Previously undisclosed emails provide an inside look at the increasingly desperate and often slapdash efforts by advisers to former President Donald Trump to reverse his election defeat in the weeks before the Jan. 6 attack, including acknowledgments that a key element of their plan was of dubious legality and lived up to its billing as “fake.”
The dozens of emails among people connected to the Trump campaign, outside advisers, and close associates of Trump show a particular focus on assembling lists of people who would claim — with no basis — to be Electoral College electors on his behalf in battleground states that he had lost.

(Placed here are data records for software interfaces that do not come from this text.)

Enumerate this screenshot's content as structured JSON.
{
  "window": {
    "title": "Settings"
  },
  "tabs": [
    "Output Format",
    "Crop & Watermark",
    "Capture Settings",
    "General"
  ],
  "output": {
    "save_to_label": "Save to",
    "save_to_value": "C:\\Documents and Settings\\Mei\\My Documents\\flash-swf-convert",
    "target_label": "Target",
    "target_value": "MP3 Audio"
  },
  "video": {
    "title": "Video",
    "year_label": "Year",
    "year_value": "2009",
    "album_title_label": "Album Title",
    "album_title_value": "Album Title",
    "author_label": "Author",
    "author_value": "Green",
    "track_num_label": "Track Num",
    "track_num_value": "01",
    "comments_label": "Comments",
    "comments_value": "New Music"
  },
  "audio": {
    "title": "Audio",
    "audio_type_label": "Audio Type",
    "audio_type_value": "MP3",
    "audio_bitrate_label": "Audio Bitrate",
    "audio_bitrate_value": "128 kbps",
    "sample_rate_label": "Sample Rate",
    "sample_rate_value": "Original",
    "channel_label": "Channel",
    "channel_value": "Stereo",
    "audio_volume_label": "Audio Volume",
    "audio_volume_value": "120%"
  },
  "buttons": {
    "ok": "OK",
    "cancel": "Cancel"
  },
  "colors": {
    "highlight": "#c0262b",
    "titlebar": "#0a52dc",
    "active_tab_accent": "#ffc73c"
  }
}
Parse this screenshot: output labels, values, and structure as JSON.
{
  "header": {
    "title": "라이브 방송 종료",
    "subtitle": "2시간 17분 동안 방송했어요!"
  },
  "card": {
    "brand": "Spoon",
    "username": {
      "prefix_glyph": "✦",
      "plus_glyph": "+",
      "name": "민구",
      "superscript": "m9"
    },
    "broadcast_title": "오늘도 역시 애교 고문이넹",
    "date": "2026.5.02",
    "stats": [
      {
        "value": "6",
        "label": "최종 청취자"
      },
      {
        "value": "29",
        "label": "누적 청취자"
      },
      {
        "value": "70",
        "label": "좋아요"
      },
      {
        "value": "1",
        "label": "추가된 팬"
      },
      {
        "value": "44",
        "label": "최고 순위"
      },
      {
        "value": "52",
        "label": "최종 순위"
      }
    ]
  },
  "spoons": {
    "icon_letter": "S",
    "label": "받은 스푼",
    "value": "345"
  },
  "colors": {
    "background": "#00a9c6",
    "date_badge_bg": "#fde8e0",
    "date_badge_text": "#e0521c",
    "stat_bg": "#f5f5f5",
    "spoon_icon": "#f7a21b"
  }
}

In emails reviewed by The New York Times and authenticated by people who had worked with the Trump campaign at the time, one lawyer involved in the detailed discussions repeatedly used the word “fake” to refer to the so-called electors, who were intended to provide Vice President Mike Pence and Trump’s allies in Congress a rationale for derailing the congressional process of certifying the outcome. And lawyers working on the proposal made it clear they knew that the pro-Trump electors they were putting forward might not hold up to legal scrutiny.
“We would just be sending in ‘fake’ electoral votes to Pence so that ‘someone’ in Congress can make an objection when they start counting votes, and start arguing that the ‘fake’ votes should be counted,” Jack Wilenchik, a Phoenix-based lawyer who helped organize the pro-Trump electors in Arizona, wrote in a Dec. 8, 2020, email to Boris Epshteyn, a strategic adviser for the Trump campaign.
In a follow-up email, Wilenchik wrote that “‘alternative’ votes is probably a better term than ‘fake’ votes,” adding a smiley face emoji.
The emails provide new details of how a wing of the Trump campaign worked with outside lawyers and advisers to organize the elector plan and pursue a range of other options, often with little thought to their practicality. One email showed that many of Trump’s top advisers were informed of problems naming Trump electors in Michigan — a state he had lost — because pandemic rules had closed the state Capitol building where the so-called electors had to gather.
The emails show that participants in the discussions reported details of their activities to Rudy Giuliani, Trump’s personal lawyer, and in at least one case to Mark Meadows, the White House chief of staff. Around the same time, according to the House committee investigating Jan. 6, Meadows emailed another campaign adviser saying, “We just need to have someone coordinating the electors for states.”
Many of the emails went to Epshteyn, who was acting as a coordinator for people inside and outside the Trump campaign and the White House and remains a close aide to Trump.
Epshteyn, the emails show, was a regular point of contact for John Eastman, the lawyer whose plan for derailing congressional certification of the Electoral College result on Jan. 6, 2021, was embraced by Trump.
Epshteyn not only fielded and passed along to Giuliani the detailed proposal for Jan. 6 prepared by Eastman; he also handled questions about how to pay Eastman and made the arrangements for him to visit the White House on Jan. 4, 2021, the emails show.
That was the day of the Oval Office meeting in which Trump and Eastman unsuccessfully pressured Pence to adopt the plan — an exchange witnessed by Pence’s two top aides, Marc Short and Greg Jacob, both of whom testified last week to the federal grand jury investigating the assault on the Capitol and what led to it.
The emails highlight how much of the legwork of finding ways to challenge Trump’s losses in the battleground states was done by Mike Roman, director of Election Day operations for Trump’s campaign.
Epshteyn and Roman, the emails show, coordinated with others who played roles in advising Trump. Among them were the lawyers Jenna Ellis and Bruce Marks; Gary Michael Brown, who served as the deputy director of Election Day operations for Trump’s campaign; and Christina Bobb, who at the time worked for One America News Network and now works with Trump’s PAC.
The emails were apparently not shared with lawyers in the White House Counsel’s Office, who advised that the “fake electors” plan was not legally sound, or other lawyers on the campaign.
Some of the participants also expressed approval in the emails for keeping some of their activities out of the public eye.
For instance, after Trump hosted Pennsylvania state legislators at the White House in late November to discuss reversing the election outcome, Epshteyn celebrated when news of the meeting did not quickly leak. “The WH meeting hasn’t been made public, which is both shocking and great,” he wrote to Ellis.
Marks, in an email, disputed that there was anything inappropriate or improper at work.
“I do not believe there was anything ‘fake’ or illegal about the alternate slates of delegates, and particularly Pennsylvania,” he said. “There was a history of alternate slates from Hawaii in 1960. Nothing was secret about this — they were provided to the National Archives, as I understand the procedure, and then it was up to Congress to decide what to do.”
Marks added, “I had no involvement with Professor Eastman’s advice regarding the vice president’s role, which I only learned about after the fact, and do not support.”
The House committee investigating the Jan. 6 attack on the Capitol has produced evidence that Trump was aware of the electors plan.